Offset a Reduction in Net Tax Revenue
- Question 28: Does the interim final rule’s definition of tax revenue accord with existing state and territorial practice and, if not, are there other definitions or elements the Treasury should consider? Discuss why or why not.
- Question 29: The interim final rule permits certain spending cuts to cover the costs of reductions in tax revenue, including cuts in a department, agency or authority in which the recipient government is not using Fiscal Recovery Funds. How should the Treasury and recipient governments consider the scope of a department, agency or authority for the use of funds to ensure spending cuts are not being substituted with Fiscal Recovery Funds while also avoiding an overbroad definition of that captures spending that is, in fact, distinct?
- Question 30: Discuss the budget scoring methodologies currently used by states and territories. How should the interim final rule take into consideration differences in approaches? Please discuss the use of practices including but not limited to macrodynamic scoring, microdynamic scoring and length of budget windows.
- Question 31: If a recipient government has a balanced budget requirement, how will that requirement impact its use of Fiscal Recovery Funds and ability to implement this framework?
- Question 32: To implement the framework described above, the interim final rule establishes certain reporting requirements. To what extent do recipient governments already produce this information and on what timeline? Discuss ways that the Treasury and recipient governments may better rely on information already produced, while ensuring a consistent application of the framework.
- Question 33: Discuss states’ and territories’ ability to produce the figures and numbers required for reporting under the interim final rule. What additional reporting tools, such as a standardized template, would facilitate states’ and territories’ ability to complete the reporting required under the interim final rule?
(Page 95 of the interim final rule)
- Question 34: Discuss the timeline for requesting reconsideration under the interim final rule. What, if any, challenges does this timeline present?
(Page 101 of the interim final rule)
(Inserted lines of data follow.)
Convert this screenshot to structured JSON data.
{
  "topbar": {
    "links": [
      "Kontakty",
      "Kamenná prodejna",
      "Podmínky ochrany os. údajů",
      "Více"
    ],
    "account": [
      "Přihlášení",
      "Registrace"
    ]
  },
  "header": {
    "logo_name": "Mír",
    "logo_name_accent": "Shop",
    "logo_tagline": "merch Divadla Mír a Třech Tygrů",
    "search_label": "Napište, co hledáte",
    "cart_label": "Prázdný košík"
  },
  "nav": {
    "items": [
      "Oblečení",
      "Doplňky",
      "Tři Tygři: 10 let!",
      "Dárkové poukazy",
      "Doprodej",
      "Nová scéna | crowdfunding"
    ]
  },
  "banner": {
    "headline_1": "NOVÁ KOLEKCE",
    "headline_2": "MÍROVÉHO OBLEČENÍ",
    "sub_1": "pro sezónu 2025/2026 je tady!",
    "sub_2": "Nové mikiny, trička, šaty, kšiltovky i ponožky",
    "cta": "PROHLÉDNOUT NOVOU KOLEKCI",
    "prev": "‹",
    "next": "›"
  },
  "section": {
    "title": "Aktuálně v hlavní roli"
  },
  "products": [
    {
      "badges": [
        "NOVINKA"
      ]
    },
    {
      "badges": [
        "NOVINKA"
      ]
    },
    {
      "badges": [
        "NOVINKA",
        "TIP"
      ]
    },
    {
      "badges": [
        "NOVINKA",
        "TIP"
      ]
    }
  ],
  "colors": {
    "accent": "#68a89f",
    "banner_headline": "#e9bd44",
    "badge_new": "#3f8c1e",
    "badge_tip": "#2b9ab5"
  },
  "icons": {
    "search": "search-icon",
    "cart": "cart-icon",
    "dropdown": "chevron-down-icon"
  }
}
- Question 35: What are the advantages and disadvantages of treating the list of transferees in sections 602(c)(3) and 603(c)(3) as nonexclusive, allowing states and localities to transfer funds to entities outside of the list?
- Question 36: Are there alternative ways of defining “special-purpose unit of state or local government” and “public benefit corporation” that would better further the aims of the funds?
(Page 107 of the interim final rule)
Non-Entitlement Units (NEU) of Government
(States and territories distributing Fiscal Recovery Funds payments to NEUs are responsible for complying with the statutory requirement that distributions to NEUs not exceed 75% of the NEU’s most recent budget.)
- Question 37: What are alternative ways for states and territories to enforce the 75% cap while reducing the administrative burden on them?
- Question 38: What criteria should the Treasury consider in assessing requests for an extension for further time to distribute NEU payments?
(Page 110 of the interim final rule)